Wymer was efficient at publishing his excavations. Illustrating stone tools is a difficult task that demands proper understanding of the technology. He taught himself to knap flint, and made superb technical drawings. His first publication in Nature was about the Swanscombe find: last December, 50 years later, his drawings of the 700,000 old flint tools from Pakefield, Suffolk, illustrated another Nature contribution.

He was president of the Quaternary Research Association, vice-president of the Prehistoric Society and chair of the Lithic Studies Society. The Geological Society awarded him their Stopes medal. He was a fellow of the Society of Antiquaries and of the British Academy.
The drier paths of Wymer’s discipline and the rigours of fieldwork were dispensed with much humour. His mother had played piano to silent films, and he became an accomplished and entertaining blues pianist; he also played guitar. His love of real ales was famous. He is survived by three daughters and two sons from his first marriage. His second wife. Mollie, died in 1999.

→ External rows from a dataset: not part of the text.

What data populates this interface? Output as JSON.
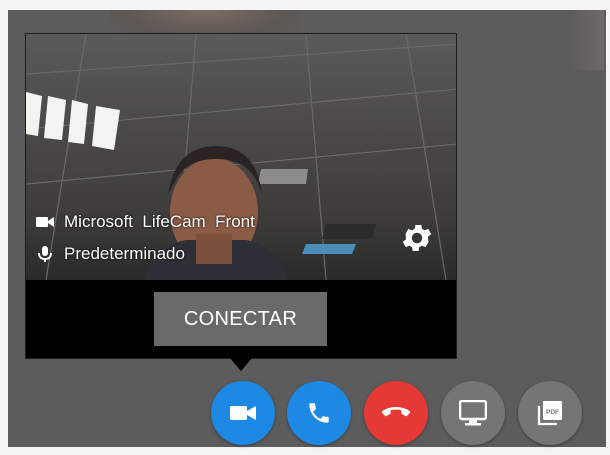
{
  "preview": {
    "camera_name": "Microsoft  LifeCam  Front",
    "microphone_name": "Predeterminado",
    "connect_label": "CONECTAR"
  },
  "icons": {
    "camera": "videocam-icon",
    "microphone": "mic-icon",
    "settings": "gear-icon",
    "video_call": "videocam-icon",
    "audio_call": "phone-icon",
    "hang_up": "call-end-icon",
    "screen_share": "monitor-icon",
    "pdf_share": "pdf-stack-icon"
  },
  "colors": {
    "video_button": "#1e88e5",
    "audio_button": "#1e88e5",
    "hangup_button": "#e53935",
    "screen_button": "#757575",
    "pdf_button": "#757575",
    "connect_button": "#6a6a6a",
    "overlay": "#5c5c5c"
  }
}
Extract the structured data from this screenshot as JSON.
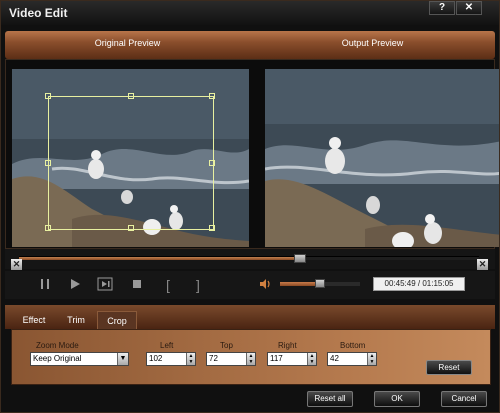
{
  "window": {
    "title": "Video Edit"
  },
  "titlebar": {
    "help_glyph": "?",
    "close_glyph": "✕"
  },
  "preview": {
    "original_label": "Original Preview",
    "output_label": "Output Preview"
  },
  "playback": {
    "seek_progress": 0.61,
    "volume_level": 0.5,
    "time_display": "00:45:49 / 01:15:05",
    "icons": [
      "pause-icon",
      "play-icon",
      "step-forward-icon",
      "stop-icon",
      "mark-in-icon",
      "mark-out-icon",
      "volume-icon"
    ],
    "mark_in_glyph": "[",
    "mark_out_glyph": "]"
  },
  "tabs": [
    {
      "label": "Effect",
      "active": false
    },
    {
      "label": "Trim",
      "active": false
    },
    {
      "label": "Crop",
      "active": true
    }
  ],
  "crop": {
    "zoom_mode_label": "Zoom Mode",
    "zoom_mode_value": "Keep Original",
    "left_label": "Left",
    "left_value": "102",
    "top_label": "Top",
    "top_value": "72",
    "right_label": "Right",
    "right_value": "117",
    "bottom_label": "Bottom",
    "bottom_value": "42",
    "reset_label": "Reset"
  },
  "footer": {
    "reset_all_label": "Reset all",
    "ok_label": "OK",
    "cancel_label": "Cancel"
  },
  "colors": {
    "accent": "#a05a32",
    "crop_frame": "#e8f0a0",
    "panel_bg": "#b57a4e"
  }
}
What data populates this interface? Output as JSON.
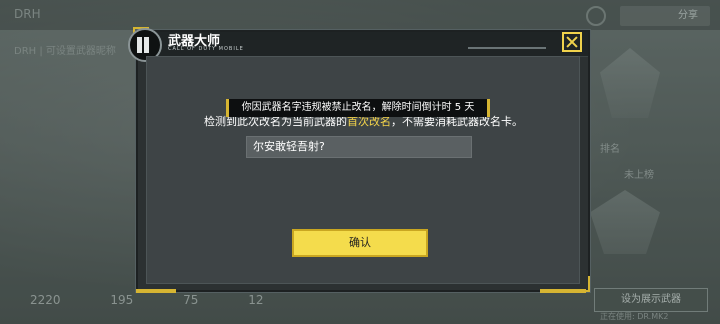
{
  "background": {
    "logo": "DRH",
    "code_text": "DRH | 可设置武器昵称",
    "share_label": "分享",
    "rank_label": "排名",
    "unlisted_label": "未上榜",
    "stats": [
      "2220",
      "195",
      "75",
      "12"
    ],
    "action_button": "设为展示武器",
    "sub_text": "正在使用: DR.MK2"
  },
  "dialog": {
    "title": "武器大师",
    "tagline": "CALL OF DUTY MOBILE",
    "message_prefix": "检测到此次改名为当前武器的",
    "message_highlight": "首次改名",
    "message_suffix": "，不需要消耗武器改名卡。",
    "input_value": "尔安敢轻吾射?",
    "confirm_label": "确认"
  },
  "toast": {
    "text": "你因武器名字违规被禁止改名，解除时间倒计时 5 天"
  },
  "colors": {
    "accent": "#f4dc4c",
    "highlight": "#f4d44a",
    "panel": "#3e4446",
    "header": "#1f2425"
  }
}
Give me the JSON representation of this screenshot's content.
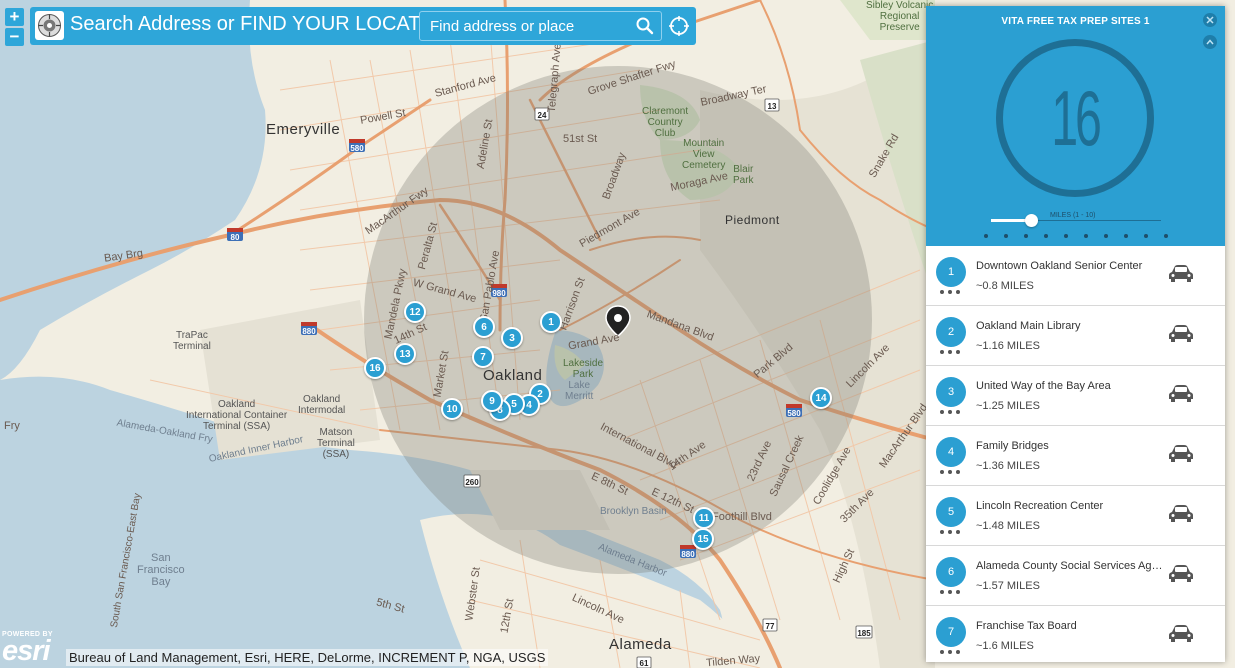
{
  "search": {
    "title": "Search Address or FIND YOUR LOCATION",
    "placeholder": "Find address or place",
    "search_icon": "magnifier-icon",
    "locate_icon": "crosshair-locate-icon"
  },
  "zoom": {
    "in_label": "+",
    "out_label": "−"
  },
  "panel": {
    "title": "VITA FREE TAX PREP SITES 1",
    "count": "16",
    "slider_label": "MILES (1 - 10)",
    "slider_value": 2,
    "slider_min": 1,
    "slider_max": 10,
    "close_icon": "close-icon",
    "collapse_icon": "collapse-up-icon"
  },
  "results": [
    {
      "num": "1",
      "name": "Downtown Oakland Senior Center",
      "distance": "~0.8 MILES"
    },
    {
      "num": "2",
      "name": "Oakland Main Library",
      "distance": "~1.16 MILES"
    },
    {
      "num": "3",
      "name": "United Way of the Bay Area",
      "distance": "~1.25 MILES"
    },
    {
      "num": "4",
      "name": "Family Bridges",
      "distance": "~1.36 MILES"
    },
    {
      "num": "5",
      "name": "Lincoln Recreation Center",
      "distance": "~1.48 MILES"
    },
    {
      "num": "6",
      "name": "Alameda County Social Services Agency",
      "distance": "~1.57 MILES"
    },
    {
      "num": "7",
      "name": "Franchise Tax Board",
      "distance": "~1.6 MILES"
    }
  ],
  "markers": [
    "1",
    "2",
    "3",
    "4",
    "5",
    "6",
    "7",
    "8",
    "9",
    "10",
    "11",
    "12",
    "13",
    "14",
    "15",
    "16"
  ],
  "map_labels": {
    "cities": [
      "Emeryville",
      "Oakland",
      "Piedmont",
      "Alameda"
    ],
    "water": [
      "Oakland\nInternational Container\nTerminal (SSA)",
      "Oakland\nIntermodal",
      "Matson\nTerminal\n(SSA)",
      "TraPac\nTerminal",
      "San\nFrancisco\nBay",
      "Brooklyn Basin",
      "Alameda Harbor",
      "Oakland Inner Harbor",
      "Alameda-Oakland Fry",
      "Lake\nMerritt"
    ],
    "parks": [
      "Claremont\nCountry\nClub",
      "Mountain\nView\nCemetery",
      "Blair\nPark",
      "Lakeside\nPark",
      "Sibley Volcanic\nRegional\nPreserve"
    ],
    "streets": [
      "Bay Brg",
      "Powell St",
      "Stanford Ave",
      "MacArthur Fwy",
      "W Grand Ave",
      "Grand Ave",
      "Piedmont Ave",
      "Moraga Ave",
      "Broadway Ter",
      "Mandana Blvd",
      "Park Blvd",
      "Lincoln Ave",
      "MacArthur Blvd",
      "14th Ave",
      "23rd Ave",
      "Foothill Blvd",
      "E 12th St",
      "E 8th St",
      "International Blvd",
      "Lincoln Ave",
      "Webster St",
      "Market St",
      "Peralta St",
      "Mandela Pkwy",
      "14th St",
      "Adeline St",
      "Telegraph Ave",
      "Broadway",
      "51st St",
      "Grove Shafter Fwy",
      "San Pablo Ave",
      "Harrison St",
      "Central Ave",
      "Tilden Way",
      "Marina Blvd",
      "Sausal Creek",
      "High St",
      "35th Ave",
      "Coolidge Ave",
      "Snake Rd",
      "Fruitvale",
      "South San Francisco-East Bay",
      "Alameda-Oakland Fry",
      "Oakland Inner Harbor",
      "Fry",
      "Marston Way",
      "5th St",
      "12th St",
      "Ashby Ave",
      "Park Blvd"
    ],
    "route_shields": [
      "580",
      "24",
      "980",
      "880",
      "80",
      "260",
      "77",
      "61",
      "185",
      "13",
      "580",
      "880"
    ]
  },
  "attribution": {
    "powered_by": "POWERED BY",
    "logo_word": "esri",
    "text": "Bureau of Land Management, Esri, HERE, DeLorme, INCREMENT P, NGA, USGS"
  },
  "colors": {
    "accent": "#2b9fd2",
    "ring": "#1e6f95",
    "land": "#f2eee2",
    "water": "#bcd3e0",
    "road_major": "#e8a070",
    "road_minor": "#f3c6a5",
    "buffer": "#7b7b73"
  }
}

DAVID CATFORD, died February 2006


'……..Mike Smith presented to the February 2006 meeting the talk prepared by David Catford, as a tribute to a much-appreciated member of the Society who had died just two weeks earlier.
Mike reminded us that David as a real local, having lived all his life in East Sheen, was ideally suited to taking us for a truly nostalgic walk along the Upper Richmond Road West.
David began at Priests Bridge, directing our imaginary walk to Sheen Lane on the North side, and then from Gilpin Avenue to Sheen Lane again on the South.

We stopped at every shop to hear David’s comments about the shopkeepers and their merchandise, reminding us of the days when we had a multiplicity of small family-owned shops, (grocers, greengrocers, bakers and butchers) before the era of the supermarket and restaurants offering cuisine from every part of the globe.

Only one of these shops serves the same purpose today as it did sixty years ago - the bakery now known as the Parish Bakery - but the Westminster and Midland Banks are still on their old sites, although under new names.

For those who do not know the Upper Richmond Road, there were reminders of what it was like to shop in wartime with long queues, the fiddling to cut out coupons or mark ration books, and the problems facing, for example, the butcher trying to cut a piece of meat to exactly the value of the weekly ration - which was one shilling and twopence at one time (roughly 6p. in today’s coinage).
Do you remember when you could buy sweets for half an old penny? And do you recall those overhead wire systems in the draper’s that catapulted your money and the bill in a metal box to the cashier, and returned your change?

Finally David recalled the Sheen Odeon, one of the 1930’s picture palaces, sadly demolished in 1960, to be replaced by Parkway House.

It was a very special occasion, and in effect a David Catford memorial evening. We shall remember him'